[[ Given data open ]]

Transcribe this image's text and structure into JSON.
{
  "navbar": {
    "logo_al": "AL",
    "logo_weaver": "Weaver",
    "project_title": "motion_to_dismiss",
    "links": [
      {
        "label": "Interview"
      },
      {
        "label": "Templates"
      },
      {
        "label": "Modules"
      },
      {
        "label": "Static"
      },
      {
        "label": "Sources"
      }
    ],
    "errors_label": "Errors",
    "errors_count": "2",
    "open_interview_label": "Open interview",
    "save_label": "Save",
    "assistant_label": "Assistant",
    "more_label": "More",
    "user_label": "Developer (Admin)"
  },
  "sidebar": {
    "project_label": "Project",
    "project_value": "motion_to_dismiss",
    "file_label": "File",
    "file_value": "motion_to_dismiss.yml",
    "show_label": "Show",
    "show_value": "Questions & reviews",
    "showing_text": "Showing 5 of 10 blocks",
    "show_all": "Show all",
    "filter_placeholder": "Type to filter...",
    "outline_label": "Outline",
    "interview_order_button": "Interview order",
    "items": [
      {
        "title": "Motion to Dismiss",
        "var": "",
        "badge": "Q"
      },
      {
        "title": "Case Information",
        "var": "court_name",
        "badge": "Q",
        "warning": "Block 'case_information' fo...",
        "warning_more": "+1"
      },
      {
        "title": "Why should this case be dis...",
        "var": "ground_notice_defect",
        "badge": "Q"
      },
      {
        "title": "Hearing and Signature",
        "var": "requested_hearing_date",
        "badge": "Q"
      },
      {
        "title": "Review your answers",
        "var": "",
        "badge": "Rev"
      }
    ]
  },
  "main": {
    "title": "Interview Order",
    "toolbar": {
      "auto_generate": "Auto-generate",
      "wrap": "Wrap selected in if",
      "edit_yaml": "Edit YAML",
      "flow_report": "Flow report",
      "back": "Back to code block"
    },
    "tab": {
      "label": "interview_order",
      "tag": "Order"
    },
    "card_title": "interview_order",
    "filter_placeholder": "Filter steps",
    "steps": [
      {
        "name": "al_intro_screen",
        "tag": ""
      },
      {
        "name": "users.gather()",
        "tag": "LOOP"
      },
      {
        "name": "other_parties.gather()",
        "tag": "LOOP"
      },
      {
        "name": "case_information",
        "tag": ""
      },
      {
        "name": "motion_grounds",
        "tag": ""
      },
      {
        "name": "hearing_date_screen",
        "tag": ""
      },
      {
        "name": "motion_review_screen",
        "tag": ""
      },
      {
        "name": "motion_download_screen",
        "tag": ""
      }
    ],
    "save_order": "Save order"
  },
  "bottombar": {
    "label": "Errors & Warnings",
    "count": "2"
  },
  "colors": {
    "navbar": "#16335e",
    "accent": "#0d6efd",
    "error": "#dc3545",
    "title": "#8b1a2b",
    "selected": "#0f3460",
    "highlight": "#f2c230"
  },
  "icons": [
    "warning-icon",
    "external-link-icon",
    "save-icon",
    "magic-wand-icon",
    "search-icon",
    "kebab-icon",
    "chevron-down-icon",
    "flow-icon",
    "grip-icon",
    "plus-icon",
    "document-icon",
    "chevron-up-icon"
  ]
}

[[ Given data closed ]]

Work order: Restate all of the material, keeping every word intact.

Output for this exercise:
Transcribe this image's text and structure into JSON.
{
  "navbar": {
    "logo_al": "AL",
    "logo_weaver": "Weaver",
    "project_title": "motion_to_dismiss",
    "links": [
      {
        "label": "Interview"
      },
      {
        "label": "Templates"
      },
      {
        "label": "Modules"
      },
      {
        "label": "Static"
      },
      {
        "label": "Sources"
      }
    ],
    "errors_label": "Errors",
    "errors_count": "2",
    "open_interview_label": "Open interview",
    "save_label": "Save",
    "assistant_label": "Assistant",
    "more_label": "More",
    "user_label": "Developer (Admin)"
  },
  "sidebar": {
    "project_label": "Project",
    "project_value": "motion_to_dismiss",
    "file_label": "File",
    "file_value": "motion_to_dismiss.yml",
    "show_label": "Show",
    "show_value": "Questions & reviews",
    "showing_text": "Showing 5 of 10 blocks",
    "show_all": "Show all",
    "filter_placeholder": "Type to filter...",
    "outline_label": "Outline",
    "interview_order_button": "Interview order",
    "items": [
      {
        "title": "Motion to Dismiss",
        "var": "",
        "badge": "Q"
      },
      {
        "title": "Case Information",
        "var": "court_name",
        "badge": "Q",
        "warning": "Block 'case_information' fo...",
        "warning_more": "+1"
      },
      {
        "title": "Why should this case be dis...",
        "var": "ground_notice_defect",
        "badge": "Q"
      },
      {
        "title": "Hearing and Signature",
        "var": "requested_hearing_date",
        "badge": "Q"
      },
      {
        "title": "Review your answers",
        "var": "",
        "badge": "Rev"
      }
    ]
  },
  "main": {
    "title": "Interview Order",
    "toolbar": {
      "auto_generate": "Auto-generate",
      "wrap": "Wrap selected in if",
      "edit_yaml": "Edit YAML",
      "flow_report": "Flow report",
      "back": "Back to code block"
    },
    "tab": {
      "label": "interview_order",
      "tag": "Order"
    },
    "card_title": "interview_order",
    "filter_placeholder": "Filter steps",
    "steps": [
      {
        "name": "al_intro_screen",
        "tag": ""
      },
      {
        "name": "users.gather()",
        "tag": "LOOP"
      },
      {
        "name": "other_parties.gather()",
        "tag": "LOOP"
      },
      {
        "name": "case_information",
        "tag": ""
      },
      {
        "name": "motion_grounds",
        "tag": ""
      },
      {
        "name": "hearing_date_screen",
        "tag": ""
      },
      {
        "name": "motion_review_screen",
        "tag": ""
      },
      {
        "name": "motion_download_screen",
        "tag": ""
      }
    ],
    "save_order": "Save order"
  },
  "bottombar": {
    "label": "Errors & Warnings",
    "count": "2"
  },
  "colors": {
    "navbar": "#16335e",
    "accent": "#0d6efd",
    "error": "#dc3545",
    "title": "#8b1a2b",
    "selected": "#0f3460",
    "highlight": "#f2c230"
  },
  "icons": [
    "warning-icon",
    "external-link-icon",
    "save-icon",
    "magic-wand-icon",
    "search-icon",
    "kebab-icon",
    "chevron-down-icon",
    "flow-icon",
    "grip-icon",
    "plus-icon",
    "document-icon",
    "chevron-up-icon"
  ]
}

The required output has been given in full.